Wednesday, August 23, 2006

The bluebird of happiness

Psychologist Adrian White of the University of Leicester, UK, has mapped the world of happiness. He surveyed people's satisfaction with life, together with data on health, wealth and access to education. (Click to enlarge.)


Of the three countries I know best -- USA, Ireland, Bahamas -- the Bahamas comes out tops at number 5 in the world. And, yes, I'd agree, the Bahamas is a happy place. A new nation, mostly Black, reasonably prosperous (although poor by US standards), family-oriented, deeply religious. Universal health care and access to education. A stable democratic government based on British institutions. And of course, sunshine, turquoise sea, and fresh air. The Bahamas, especially the Out Islands, are presently undergoing rapid development. It will be interesting to see if their happiness rating survives cultural saturation from across the Florida Straits.

Ireland comes in at a relatively gleeful number 11. During the past decade Ireland has gone from being one of the poorest countries in the developed world to one the richest. The nation has also become dramatically secular. In my experience, the Irish are considerably happier than they were a decade ago, not least, I think, because they have thrown off the gloomy oppression of a sin-obsessed Church.

The United States makes the list at 23, behind Malaysia, New Zealand and Norway, but well ahead of Britain, Germany and France. Being the most powerful nation in the world doesn't make us the happiest.

Of course, all of this is as much of a parlor game as it is good science. Recently, we have seen a slew of books purporting to explain happiness scientifically, from the point of view of genetics, psychology and economics. Having looked at the offerings, I would say that the sources of our relative contentment remain elusive, or rather they are so diverse and general as to hide in plain sight. By and large, I would take the secret of happiness from the Monty Python film The Meaning of Life: "Try to be nice to people, avoid eating fat, read a good book every now and then, get some walking in, and try to live in peace and harmony with people of all creeds and nations."
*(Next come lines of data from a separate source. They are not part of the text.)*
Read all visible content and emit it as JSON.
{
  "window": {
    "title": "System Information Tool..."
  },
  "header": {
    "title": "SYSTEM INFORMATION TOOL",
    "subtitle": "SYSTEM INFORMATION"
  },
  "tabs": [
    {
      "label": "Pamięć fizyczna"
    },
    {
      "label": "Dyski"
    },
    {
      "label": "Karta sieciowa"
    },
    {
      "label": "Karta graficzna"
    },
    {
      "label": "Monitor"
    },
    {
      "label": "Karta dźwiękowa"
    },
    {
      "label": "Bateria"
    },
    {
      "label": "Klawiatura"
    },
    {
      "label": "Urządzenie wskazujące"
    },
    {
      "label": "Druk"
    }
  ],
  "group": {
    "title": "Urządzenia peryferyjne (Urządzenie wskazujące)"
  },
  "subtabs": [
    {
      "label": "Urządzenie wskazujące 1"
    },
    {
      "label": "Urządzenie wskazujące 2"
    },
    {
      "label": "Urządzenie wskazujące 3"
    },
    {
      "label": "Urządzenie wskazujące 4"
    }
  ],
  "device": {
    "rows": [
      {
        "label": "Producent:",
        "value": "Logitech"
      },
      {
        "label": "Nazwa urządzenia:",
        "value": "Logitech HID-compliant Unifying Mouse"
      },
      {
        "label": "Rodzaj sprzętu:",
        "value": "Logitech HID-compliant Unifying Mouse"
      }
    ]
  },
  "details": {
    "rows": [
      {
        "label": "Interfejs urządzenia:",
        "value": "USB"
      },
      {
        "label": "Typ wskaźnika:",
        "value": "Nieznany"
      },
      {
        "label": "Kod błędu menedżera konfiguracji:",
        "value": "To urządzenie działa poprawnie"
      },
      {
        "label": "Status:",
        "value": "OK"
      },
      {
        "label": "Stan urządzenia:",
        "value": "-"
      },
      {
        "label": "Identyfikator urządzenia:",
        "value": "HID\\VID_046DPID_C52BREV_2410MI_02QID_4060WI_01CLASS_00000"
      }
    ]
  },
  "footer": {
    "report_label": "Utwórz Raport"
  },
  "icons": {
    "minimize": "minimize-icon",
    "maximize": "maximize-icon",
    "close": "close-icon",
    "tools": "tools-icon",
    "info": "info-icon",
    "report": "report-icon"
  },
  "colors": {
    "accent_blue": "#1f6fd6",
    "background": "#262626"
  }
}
For a rather different sort of happiness map, check out the Happy Planet Index.